- **Required action**:
Please quote the material exactly, every line of it.

- **Given records**:
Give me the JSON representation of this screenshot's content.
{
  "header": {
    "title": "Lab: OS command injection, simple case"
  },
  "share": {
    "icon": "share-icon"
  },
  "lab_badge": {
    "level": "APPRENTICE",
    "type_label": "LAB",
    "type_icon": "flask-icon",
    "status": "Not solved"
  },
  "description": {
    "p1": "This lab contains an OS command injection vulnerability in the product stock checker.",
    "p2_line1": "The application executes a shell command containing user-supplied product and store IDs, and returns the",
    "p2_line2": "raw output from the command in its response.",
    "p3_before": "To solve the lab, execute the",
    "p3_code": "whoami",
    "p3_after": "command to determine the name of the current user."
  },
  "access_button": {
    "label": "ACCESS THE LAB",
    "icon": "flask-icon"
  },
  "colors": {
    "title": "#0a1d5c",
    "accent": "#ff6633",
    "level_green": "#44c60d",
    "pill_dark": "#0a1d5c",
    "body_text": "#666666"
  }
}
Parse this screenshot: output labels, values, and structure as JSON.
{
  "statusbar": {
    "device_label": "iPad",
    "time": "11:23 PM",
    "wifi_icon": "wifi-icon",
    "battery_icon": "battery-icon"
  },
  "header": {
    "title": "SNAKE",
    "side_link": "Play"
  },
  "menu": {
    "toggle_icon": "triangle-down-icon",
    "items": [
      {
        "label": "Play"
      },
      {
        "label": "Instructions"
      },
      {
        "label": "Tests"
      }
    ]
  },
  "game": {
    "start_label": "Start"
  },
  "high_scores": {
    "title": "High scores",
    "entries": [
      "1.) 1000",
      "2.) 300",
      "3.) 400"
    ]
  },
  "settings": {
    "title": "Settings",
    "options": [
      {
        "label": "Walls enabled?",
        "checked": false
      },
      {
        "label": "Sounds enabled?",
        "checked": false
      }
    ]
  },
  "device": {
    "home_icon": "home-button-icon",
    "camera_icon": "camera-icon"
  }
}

- **Output of the task**:
Give me the JSON representation of this screenshot's content.
{
  "header": {
    "title": "Lab: OS command injection, simple case"
  },
  "share": {
    "icon": "share-icon"
  },
  "lab_badge": {
    "level": "APPRENTICE",
    "type_label": "LAB",
    "type_icon": "flask-icon",
    "status": "Not solved"
  },
  "description": {
    "p1": "This lab contains an OS command injection vulnerability in the product stock checker.",
    "p2_line1": "The application executes a shell command containing user-supplied product and store IDs, and returns the",
    "p2_line2": "raw output from the command in its response.",
    "p3_before": "To solve the lab, execute the",
    "p3_code": "whoami",
    "p3_after": "command to determine the name of the current user."
  },
  "access_button": {
    "label": "ACCESS THE LAB",
    "icon": "flask-icon"
  },
  "colors": {
    "title": "#0a1d5c",
    "accent": "#ff6633",
    "level_green": "#44c60d",
    "pill_dark": "#0a1d5c",
    "body_text": "#666666"
  }
}
Parse this screenshot: output labels, values, and structure as JSON.
{
  "statusbar": {
    "device_label": "iPad",
    "time": "11:23 PM",
    "wifi_icon": "wifi-icon",
    "battery_icon": "battery-icon"
  },
  "header": {
    "title": "SNAKE",
    "side_link": "Play"
  },
  "menu": {
    "toggle_icon": "triangle-down-icon",
    "items": [
      {
        "label": "Play"
      },
      {
        "label": "Instructions"
      },
      {
        "label": "Tests"
      }
    ]
  },
  "game": {
    "start_label": "Start"
  },
  "high_scores": {
    "title": "High scores",
    "entries": [
      "1.) 1000",
      "2.) 300",
      "3.) 400"
    ]
  },
  "settings": {
    "title": "Settings",
    "options": [
      {
        "label": "Walls enabled?",
        "checked": false
      },
      {
        "label": "Sounds enabled?",
        "checked": false
      }
    ]
  },
  "device": {
    "home_icon": "home-button-icon",
    "camera_icon": "camera-icon"
  }
}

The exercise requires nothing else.